* _Directions for this task_: Below are the records; count how many of their lines hold the string "JSON" and give the number alone.

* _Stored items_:
'''

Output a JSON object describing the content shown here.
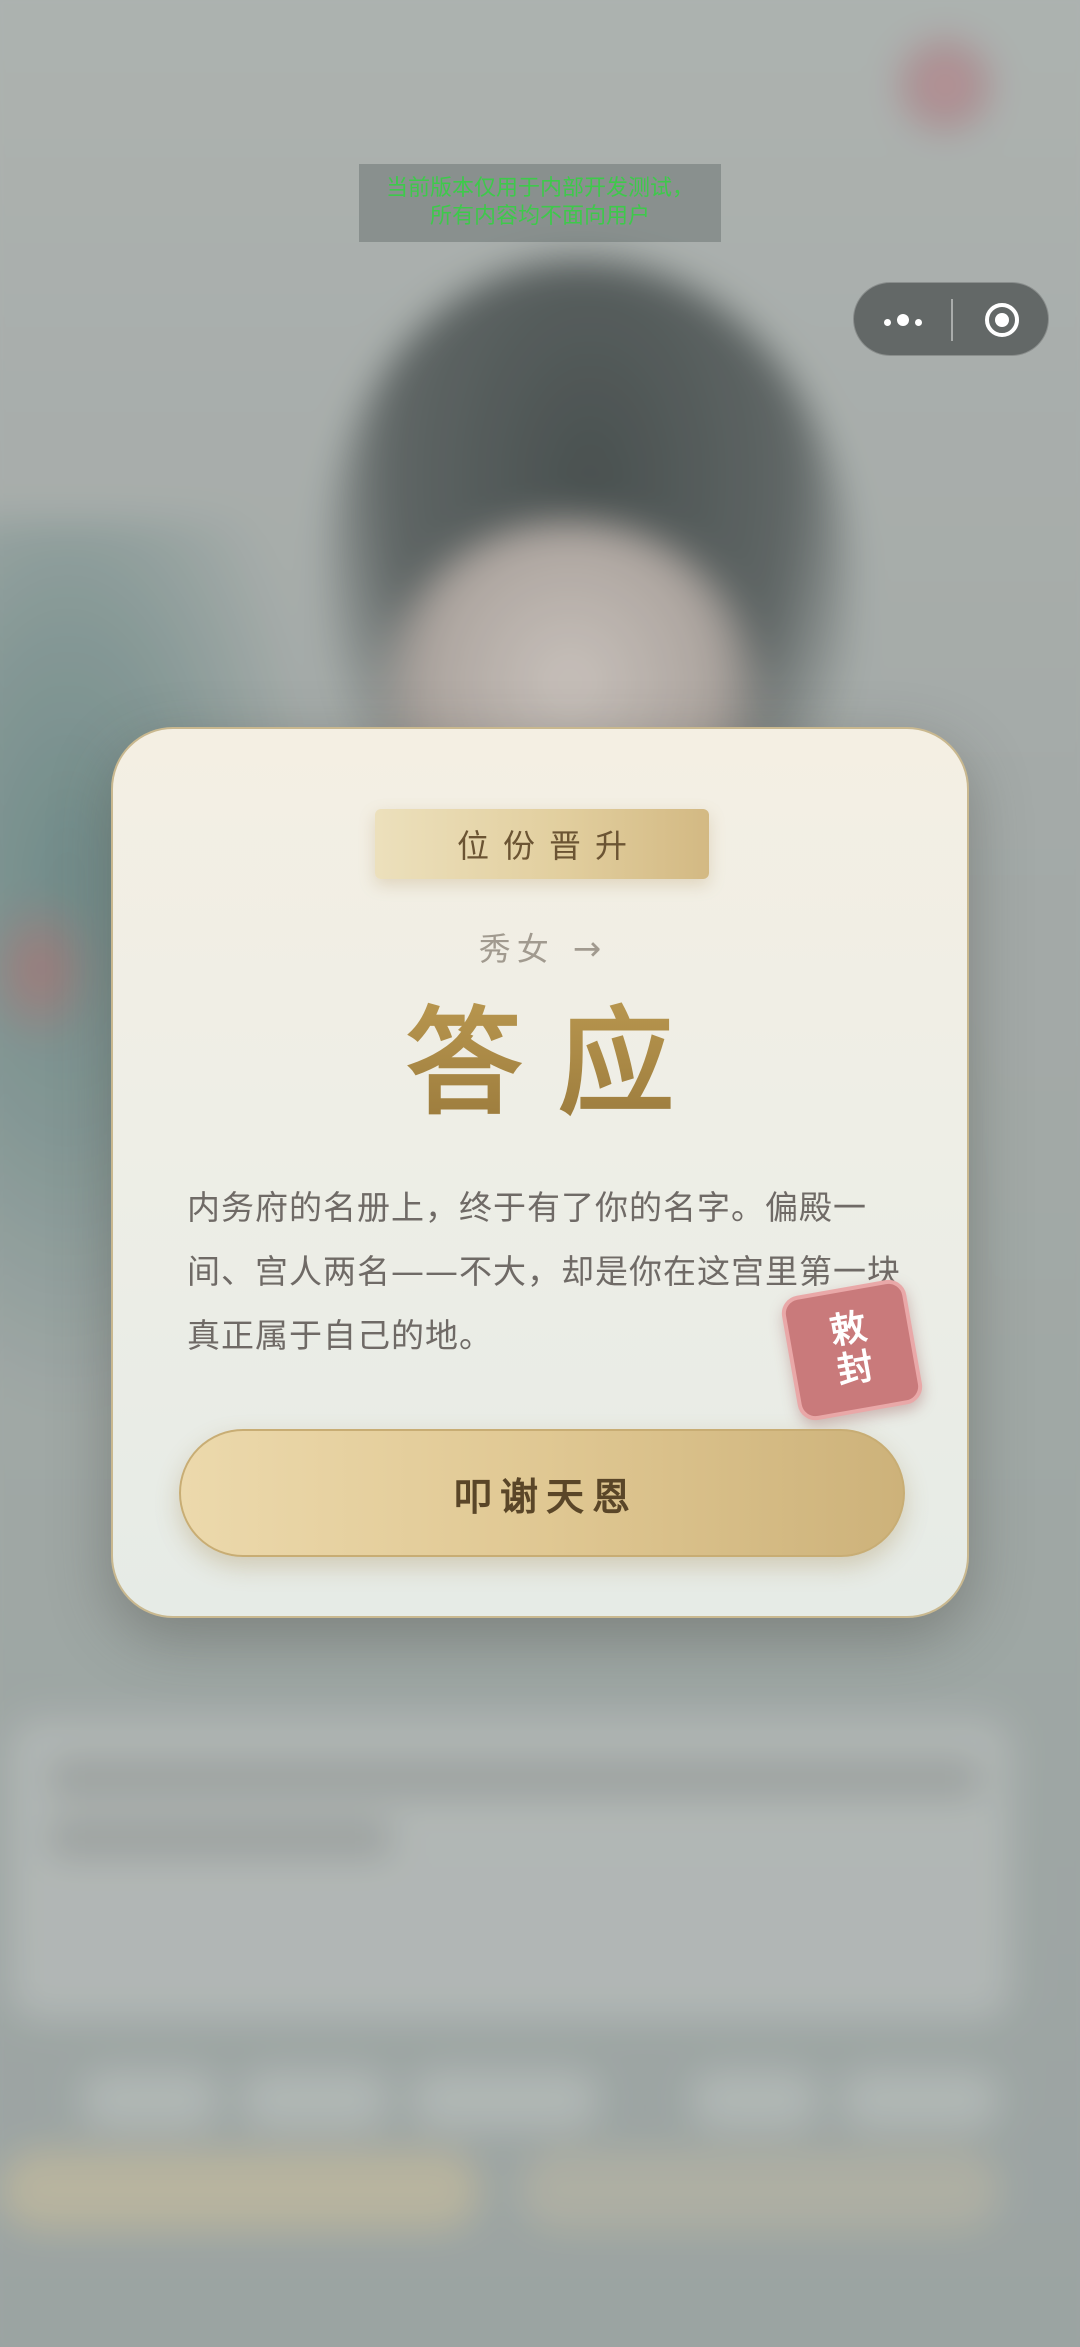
{
  "dev_banner": {
    "line1": "当前版本仅用于内部开发测试，",
    "line2": "所有内容均不面向用户"
  },
  "capsule": {
    "more_icon": "more-dots-icon",
    "close_icon": "target-close-icon"
  },
  "modal": {
    "badge": "位份晋升",
    "from_rank": "秀女",
    "arrow": "→",
    "new_rank": "答应",
    "description": "内务府的名册上，终于有了你的名字。偏殿一间、宫人两名——不大，却是你在这宫里第一块真正属于自己的地。",
    "seal": {
      "line1": "敕",
      "line2": "封"
    },
    "confirm_button": "叩谢天恩"
  },
  "colors": {
    "banner_text": "#3ec94b",
    "gold_text": "#a78847",
    "seal_red": "#c97a7b",
    "button_gold": "#e0c893"
  }
}
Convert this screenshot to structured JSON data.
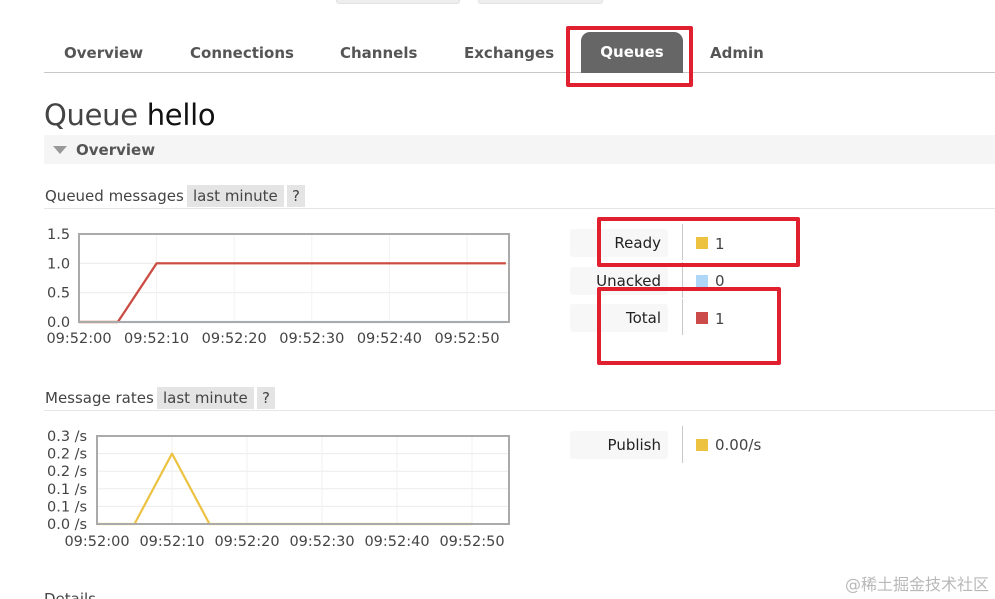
{
  "nav": {
    "tabs": [
      {
        "label": "Overview"
      },
      {
        "label": "Connections"
      },
      {
        "label": "Channels"
      },
      {
        "label": "Exchanges"
      },
      {
        "label": "Queues",
        "active": true
      },
      {
        "label": "Admin"
      }
    ]
  },
  "page": {
    "title_prefix": "Queue",
    "queue_name": "hello"
  },
  "overview_section": {
    "label": "Overview"
  },
  "queued_messages": {
    "title": "Queued messages",
    "range": "last minute",
    "help": "?",
    "legend": [
      {
        "label": "Ready",
        "value": "1",
        "color": "#edc240"
      },
      {
        "label": "Unacked",
        "value": "0",
        "color": "#afd8f8"
      },
      {
        "label": "Total",
        "value": "1",
        "color": "#cb4b4b"
      }
    ]
  },
  "message_rates": {
    "title": "Message rates",
    "range": "last minute",
    "help": "?",
    "legend": [
      {
        "label": "Publish",
        "value": "0.00/s",
        "color": "#edc240"
      }
    ]
  },
  "details_label": "Details",
  "watermark": "@稀土掘金技术社区",
  "chart_data": [
    {
      "type": "line",
      "x": [
        "09:52:00",
        "09:52:05",
        "09:52:10",
        "09:52:15",
        "09:52:20",
        "09:52:25",
        "09:52:30",
        "09:52:35",
        "09:52:40",
        "09:52:45",
        "09:52:50",
        "09:52:55"
      ],
      "x_ticks": [
        "09:52:00",
        "09:52:10",
        "09:52:20",
        "09:52:30",
        "09:52:40",
        "09:52:50"
      ],
      "y_ticks": [
        "1.5",
        "1.0",
        "0.5",
        "0.0"
      ],
      "ylim": [
        0,
        1.5
      ],
      "series": [
        {
          "name": "Ready",
          "color": "#edc240",
          "values": [
            0,
            0,
            1,
            1,
            1,
            1,
            1,
            1,
            1,
            1,
            1,
            1
          ]
        },
        {
          "name": "Unacked",
          "color": "#afd8f8",
          "values": [
            0,
            0,
            0,
            0,
            0,
            0,
            0,
            0,
            0,
            0,
            0,
            0
          ]
        },
        {
          "name": "Total",
          "color": "#cb4b4b",
          "values": [
            0,
            0,
            1,
            1,
            1,
            1,
            1,
            1,
            1,
            1,
            1,
            1
          ]
        }
      ],
      "grid": true
    },
    {
      "type": "line",
      "x": [
        "09:52:00",
        "09:52:05",
        "09:52:10",
        "09:52:15",
        "09:52:20",
        "09:52:25",
        "09:52:30",
        "09:52:35",
        "09:52:40",
        "09:52:45",
        "09:52:50"
      ],
      "x_ticks": [
        "09:52:00",
        "09:52:10",
        "09:52:20",
        "09:52:30",
        "09:52:40",
        "09:52:50"
      ],
      "y_ticks": [
        "0.3 /s",
        "0.2 /s",
        "0.2 /s",
        "0.1 /s",
        "0.1 /s",
        "0.0 /s"
      ],
      "ylim": [
        0,
        0.25
      ],
      "series": [
        {
          "name": "Publish",
          "color": "#edc240",
          "values": [
            0,
            0,
            0.2,
            0,
            0,
            0,
            0,
            0,
            0,
            0,
            0
          ]
        }
      ],
      "grid": true
    }
  ]
}
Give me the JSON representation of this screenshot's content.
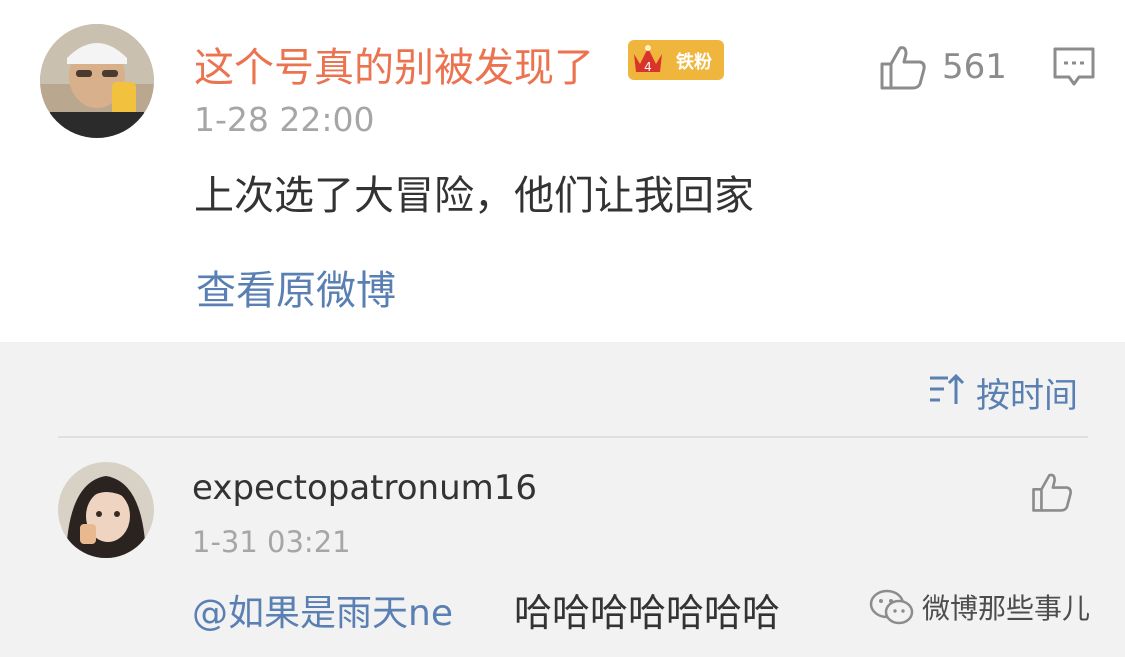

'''

* _Answer to the exercise_: 3